WHAT IS BEING ASKED — Your job is to retype all of the data word for word, leaving every image out.

MATERIAL PROVIDED —
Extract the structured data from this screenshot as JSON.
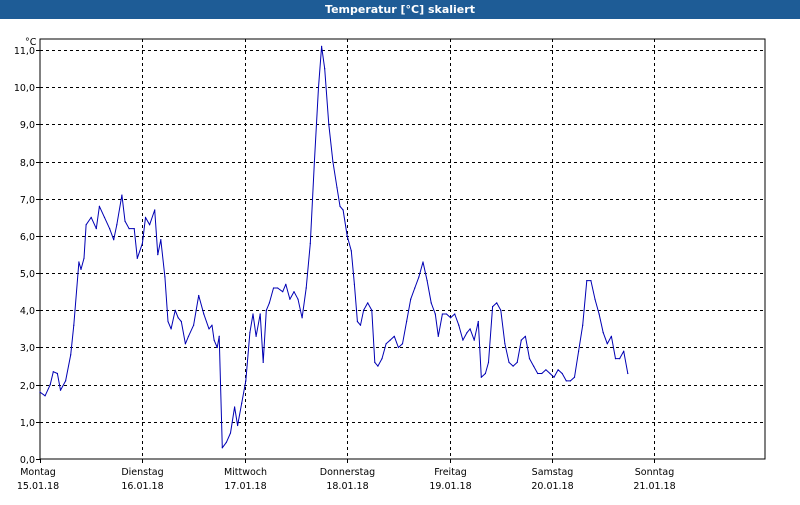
{
  "window": {
    "title": "Temperatur [°C] skaliert"
  },
  "colors": {
    "title_bar": "#1e5c96",
    "series_line": "#0000b4",
    "grid": "#000000"
  },
  "chart_data": {
    "type": "line",
    "title": "Temperatur [°C] skaliert",
    "ylabel": "°C",
    "xlabel": "",
    "ylim": [
      0,
      11.3
    ],
    "xlim": [
      0,
      7
    ],
    "grid": true,
    "yticks": [
      0.0,
      1.0,
      2.0,
      3.0,
      4.0,
      5.0,
      6.0,
      7.0,
      8.0,
      9.0,
      10.0,
      11.0
    ],
    "ytick_labels": [
      "0,0",
      "1,0",
      "2,0",
      "3,0",
      "4,0",
      "5,0",
      "6,0",
      "7,0",
      "8,0",
      "9,0",
      "10,0",
      "11,0"
    ],
    "xticks": [
      {
        "x": 0,
        "day": "Montag",
        "date": "15.01.18"
      },
      {
        "x": 1,
        "day": "Dienstag",
        "date": "16.01.18"
      },
      {
        "x": 2,
        "day": "Mittwoch",
        "date": "17.01.18"
      },
      {
        "x": 3,
        "day": "Donnerstag",
        "date": "18.01.18"
      },
      {
        "x": 4,
        "day": "Freitag",
        "date": "19.01.18"
      },
      {
        "x": 5,
        "day": "Samstag",
        "date": "20.01.18"
      },
      {
        "x": 6,
        "day": "Sonntag",
        "date": "21.01.18"
      }
    ],
    "series": [
      {
        "points": [
          [
            0.0,
            1.8
          ],
          [
            0.05,
            1.7
          ],
          [
            0.1,
            2.0
          ],
          [
            0.13,
            2.35
          ],
          [
            0.17,
            2.3
          ],
          [
            0.2,
            1.85
          ],
          [
            0.25,
            2.1
          ],
          [
            0.3,
            2.8
          ],
          [
            0.33,
            3.6
          ],
          [
            0.38,
            5.3
          ],
          [
            0.4,
            5.1
          ],
          [
            0.43,
            5.4
          ],
          [
            0.45,
            6.3
          ],
          [
            0.5,
            6.5
          ],
          [
            0.55,
            6.2
          ],
          [
            0.58,
            6.8
          ],
          [
            0.63,
            6.5
          ],
          [
            0.68,
            6.2
          ],
          [
            0.72,
            5.9
          ],
          [
            0.75,
            6.3
          ],
          [
            0.8,
            7.1
          ],
          [
            0.83,
            6.4
          ],
          [
            0.87,
            6.2
          ],
          [
            0.92,
            6.2
          ],
          [
            0.95,
            5.4
          ],
          [
            1.0,
            5.8
          ],
          [
            1.03,
            6.5
          ],
          [
            1.07,
            6.3
          ],
          [
            1.12,
            6.7
          ],
          [
            1.15,
            5.5
          ],
          [
            1.18,
            5.9
          ],
          [
            1.22,
            4.9
          ],
          [
            1.25,
            3.7
          ],
          [
            1.28,
            3.5
          ],
          [
            1.32,
            4.0
          ],
          [
            1.35,
            3.8
          ],
          [
            1.38,
            3.7
          ],
          [
            1.42,
            3.1
          ],
          [
            1.45,
            3.3
          ],
          [
            1.5,
            3.6
          ],
          [
            1.55,
            4.4
          ],
          [
            1.6,
            3.9
          ],
          [
            1.65,
            3.5
          ],
          [
            1.68,
            3.6
          ],
          [
            1.7,
            3.2
          ],
          [
            1.73,
            3.0
          ],
          [
            1.75,
            3.3
          ],
          [
            1.78,
            0.3
          ],
          [
            1.82,
            0.45
          ],
          [
            1.86,
            0.7
          ],
          [
            1.9,
            1.4
          ],
          [
            1.93,
            0.9
          ],
          [
            1.97,
            1.5
          ],
          [
            2.01,
            2.1
          ],
          [
            2.05,
            3.4
          ],
          [
            2.08,
            3.9
          ],
          [
            2.11,
            3.3
          ],
          [
            2.15,
            3.9
          ],
          [
            2.18,
            2.6
          ],
          [
            2.21,
            4.0
          ],
          [
            2.24,
            4.2
          ],
          [
            2.28,
            4.6
          ],
          [
            2.32,
            4.6
          ],
          [
            2.37,
            4.5
          ],
          [
            2.4,
            4.7
          ],
          [
            2.44,
            4.3
          ],
          [
            2.48,
            4.5
          ],
          [
            2.52,
            4.3
          ],
          [
            2.56,
            3.8
          ],
          [
            2.6,
            4.6
          ],
          [
            2.64,
            5.8
          ],
          [
            2.68,
            8.0
          ],
          [
            2.72,
            10.0
          ],
          [
            2.75,
            11.1
          ],
          [
            2.78,
            10.5
          ],
          [
            2.82,
            9.0
          ],
          [
            2.86,
            8.0
          ],
          [
            2.9,
            7.3
          ],
          [
            2.93,
            6.8
          ],
          [
            2.96,
            6.7
          ],
          [
            3.0,
            6.0
          ],
          [
            3.04,
            5.6
          ],
          [
            3.07,
            4.7
          ],
          [
            3.1,
            3.7
          ],
          [
            3.13,
            3.6
          ],
          [
            3.16,
            4.0
          ],
          [
            3.2,
            4.2
          ],
          [
            3.24,
            4.0
          ],
          [
            3.27,
            2.6
          ],
          [
            3.3,
            2.5
          ],
          [
            3.34,
            2.7
          ],
          [
            3.38,
            3.1
          ],
          [
            3.42,
            3.2
          ],
          [
            3.46,
            3.3
          ],
          [
            3.5,
            3.0
          ],
          [
            3.54,
            3.1
          ],
          [
            3.58,
            3.7
          ],
          [
            3.62,
            4.3
          ],
          [
            3.66,
            4.6
          ],
          [
            3.7,
            4.9
          ],
          [
            3.74,
            5.3
          ],
          [
            3.78,
            4.8
          ],
          [
            3.82,
            4.2
          ],
          [
            3.86,
            3.9
          ],
          [
            3.89,
            3.3
          ],
          [
            3.93,
            3.9
          ],
          [
            3.97,
            3.9
          ],
          [
            4.01,
            3.8
          ],
          [
            4.05,
            3.9
          ],
          [
            4.09,
            3.6
          ],
          [
            4.13,
            3.2
          ],
          [
            4.17,
            3.4
          ],
          [
            4.2,
            3.5
          ],
          [
            4.24,
            3.2
          ],
          [
            4.28,
            3.7
          ],
          [
            4.31,
            2.2
          ],
          [
            4.35,
            2.3
          ],
          [
            4.38,
            2.6
          ],
          [
            4.42,
            4.1
          ],
          [
            4.46,
            4.2
          ],
          [
            4.5,
            4.0
          ],
          [
            4.54,
            3.1
          ],
          [
            4.58,
            2.6
          ],
          [
            4.62,
            2.5
          ],
          [
            4.66,
            2.6
          ],
          [
            4.7,
            3.2
          ],
          [
            4.74,
            3.3
          ],
          [
            4.78,
            2.7
          ],
          [
            4.82,
            2.5
          ],
          [
            4.86,
            2.3
          ],
          [
            4.9,
            2.3
          ],
          [
            4.94,
            2.4
          ],
          [
            4.98,
            2.3
          ],
          [
            5.02,
            2.2
          ],
          [
            5.06,
            2.4
          ],
          [
            5.1,
            2.3
          ],
          [
            5.14,
            2.1
          ],
          [
            5.18,
            2.1
          ],
          [
            5.22,
            2.2
          ],
          [
            5.26,
            2.9
          ],
          [
            5.3,
            3.6
          ],
          [
            5.34,
            4.8
          ],
          [
            5.38,
            4.8
          ],
          [
            5.42,
            4.3
          ],
          [
            5.46,
            3.9
          ],
          [
            5.5,
            3.4
          ],
          [
            5.54,
            3.1
          ],
          [
            5.58,
            3.3
          ],
          [
            5.62,
            2.7
          ],
          [
            5.66,
            2.7
          ],
          [
            5.7,
            2.9
          ],
          [
            5.74,
            2.3
          ]
        ]
      }
    ]
  }
}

TASK ANSWER —
Extract the structured data from this screenshot as JSON.
{
  "window": {
    "title": "Temperatur [°C] skaliert"
  },
  "colors": {
    "title_bar": "#1e5c96",
    "series_line": "#0000b4",
    "grid": "#000000"
  },
  "chart_data": {
    "type": "line",
    "title": "Temperatur [°C] skaliert",
    "ylabel": "°C",
    "xlabel": "",
    "ylim": [
      0,
      11.3
    ],
    "xlim": [
      0,
      7
    ],
    "grid": true,
    "yticks": [
      0.0,
      1.0,
      2.0,
      3.0,
      4.0,
      5.0,
      6.0,
      7.0,
      8.0,
      9.0,
      10.0,
      11.0
    ],
    "ytick_labels": [
      "0,0",
      "1,0",
      "2,0",
      "3,0",
      "4,0",
      "5,0",
      "6,0",
      "7,0",
      "8,0",
      "9,0",
      "10,0",
      "11,0"
    ],
    "xticks": [
      {
        "x": 0,
        "day": "Montag",
        "date": "15.01.18"
      },
      {
        "x": 1,
        "day": "Dienstag",
        "date": "16.01.18"
      },
      {
        "x": 2,
        "day": "Mittwoch",
        "date": "17.01.18"
      },
      {
        "x": 3,
        "day": "Donnerstag",
        "date": "18.01.18"
      },
      {
        "x": 4,
        "day": "Freitag",
        "date": "19.01.18"
      },
      {
        "x": 5,
        "day": "Samstag",
        "date": "20.01.18"
      },
      {
        "x": 6,
        "day": "Sonntag",
        "date": "21.01.18"
      }
    ],
    "series": [
      {
        "points": [
          [
            0.0,
            1.8
          ],
          [
            0.05,
            1.7
          ],
          [
            0.1,
            2.0
          ],
          [
            0.13,
            2.35
          ],
          [
            0.17,
            2.3
          ],
          [
            0.2,
            1.85
          ],
          [
            0.25,
            2.1
          ],
          [
            0.3,
            2.8
          ],
          [
            0.33,
            3.6
          ],
          [
            0.38,
            5.3
          ],
          [
            0.4,
            5.1
          ],
          [
            0.43,
            5.4
          ],
          [
            0.45,
            6.3
          ],
          [
            0.5,
            6.5
          ],
          [
            0.55,
            6.2
          ],
          [
            0.58,
            6.8
          ],
          [
            0.63,
            6.5
          ],
          [
            0.68,
            6.2
          ],
          [
            0.72,
            5.9
          ],
          [
            0.75,
            6.3
          ],
          [
            0.8,
            7.1
          ],
          [
            0.83,
            6.4
          ],
          [
            0.87,
            6.2
          ],
          [
            0.92,
            6.2
          ],
          [
            0.95,
            5.4
          ],
          [
            1.0,
            5.8
          ],
          [
            1.03,
            6.5
          ],
          [
            1.07,
            6.3
          ],
          [
            1.12,
            6.7
          ],
          [
            1.15,
            5.5
          ],
          [
            1.18,
            5.9
          ],
          [
            1.22,
            4.9
          ],
          [
            1.25,
            3.7
          ],
          [
            1.28,
            3.5
          ],
          [
            1.32,
            4.0
          ],
          [
            1.35,
            3.8
          ],
          [
            1.38,
            3.7
          ],
          [
            1.42,
            3.1
          ],
          [
            1.45,
            3.3
          ],
          [
            1.5,
            3.6
          ],
          [
            1.55,
            4.4
          ],
          [
            1.6,
            3.9
          ],
          [
            1.65,
            3.5
          ],
          [
            1.68,
            3.6
          ],
          [
            1.7,
            3.2
          ],
          [
            1.73,
            3.0
          ],
          [
            1.75,
            3.3
          ],
          [
            1.78,
            0.3
          ],
          [
            1.82,
            0.45
          ],
          [
            1.86,
            0.7
          ],
          [
            1.9,
            1.4
          ],
          [
            1.93,
            0.9
          ],
          [
            1.97,
            1.5
          ],
          [
            2.01,
            2.1
          ],
          [
            2.05,
            3.4
          ],
          [
            2.08,
            3.9
          ],
          [
            2.11,
            3.3
          ],
          [
            2.15,
            3.9
          ],
          [
            2.18,
            2.6
          ],
          [
            2.21,
            4.0
          ],
          [
            2.24,
            4.2
          ],
          [
            2.28,
            4.6
          ],
          [
            2.32,
            4.6
          ],
          [
            2.37,
            4.5
          ],
          [
            2.4,
            4.7
          ],
          [
            2.44,
            4.3
          ],
          [
            2.48,
            4.5
          ],
          [
            2.52,
            4.3
          ],
          [
            2.56,
            3.8
          ],
          [
            2.6,
            4.6
          ],
          [
            2.64,
            5.8
          ],
          [
            2.68,
            8.0
          ],
          [
            2.72,
            10.0
          ],
          [
            2.75,
            11.1
          ],
          [
            2.78,
            10.5
          ],
          [
            2.82,
            9.0
          ],
          [
            2.86,
            8.0
          ],
          [
            2.9,
            7.3
          ],
          [
            2.93,
            6.8
          ],
          [
            2.96,
            6.7
          ],
          [
            3.0,
            6.0
          ],
          [
            3.04,
            5.6
          ],
          [
            3.07,
            4.7
          ],
          [
            3.1,
            3.7
          ],
          [
            3.13,
            3.6
          ],
          [
            3.16,
            4.0
          ],
          [
            3.2,
            4.2
          ],
          [
            3.24,
            4.0
          ],
          [
            3.27,
            2.6
          ],
          [
            3.3,
            2.5
          ],
          [
            3.34,
            2.7
          ],
          [
            3.38,
            3.1
          ],
          [
            3.42,
            3.2
          ],
          [
            3.46,
            3.3
          ],
          [
            3.5,
            3.0
          ],
          [
            3.54,
            3.1
          ],
          [
            3.58,
            3.7
          ],
          [
            3.62,
            4.3
          ],
          [
            3.66,
            4.6
          ],
          [
            3.7,
            4.9
          ],
          [
            3.74,
            5.3
          ],
          [
            3.78,
            4.8
          ],
          [
            3.82,
            4.2
          ],
          [
            3.86,
            3.9
          ],
          [
            3.89,
            3.3
          ],
          [
            3.93,
            3.9
          ],
          [
            3.97,
            3.9
          ],
          [
            4.01,
            3.8
          ],
          [
            4.05,
            3.9
          ],
          [
            4.09,
            3.6
          ],
          [
            4.13,
            3.2
          ],
          [
            4.17,
            3.4
          ],
          [
            4.2,
            3.5
          ],
          [
            4.24,
            3.2
          ],
          [
            4.28,
            3.7
          ],
          [
            4.31,
            2.2
          ],
          [
            4.35,
            2.3
          ],
          [
            4.38,
            2.6
          ],
          [
            4.42,
            4.1
          ],
          [
            4.46,
            4.2
          ],
          [
            4.5,
            4.0
          ],
          [
            4.54,
            3.1
          ],
          [
            4.58,
            2.6
          ],
          [
            4.62,
            2.5
          ],
          [
            4.66,
            2.6
          ],
          [
            4.7,
            3.2
          ],
          [
            4.74,
            3.3
          ],
          [
            4.78,
            2.7
          ],
          [
            4.82,
            2.5
          ],
          [
            4.86,
            2.3
          ],
          [
            4.9,
            2.3
          ],
          [
            4.94,
            2.4
          ],
          [
            4.98,
            2.3
          ],
          [
            5.02,
            2.2
          ],
          [
            5.06,
            2.4
          ],
          [
            5.1,
            2.3
          ],
          [
            5.14,
            2.1
          ],
          [
            5.18,
            2.1
          ],
          [
            5.22,
            2.2
          ],
          [
            5.26,
            2.9
          ],
          [
            5.3,
            3.6
          ],
          [
            5.34,
            4.8
          ],
          [
            5.38,
            4.8
          ],
          [
            5.42,
            4.3
          ],
          [
            5.46,
            3.9
          ],
          [
            5.5,
            3.4
          ],
          [
            5.54,
            3.1
          ],
          [
            5.58,
            3.3
          ],
          [
            5.62,
            2.7
          ],
          [
            5.66,
            2.7
          ],
          [
            5.7,
            2.9
          ],
          [
            5.74,
            2.3
          ]
        ]
      }
    ]
  }
}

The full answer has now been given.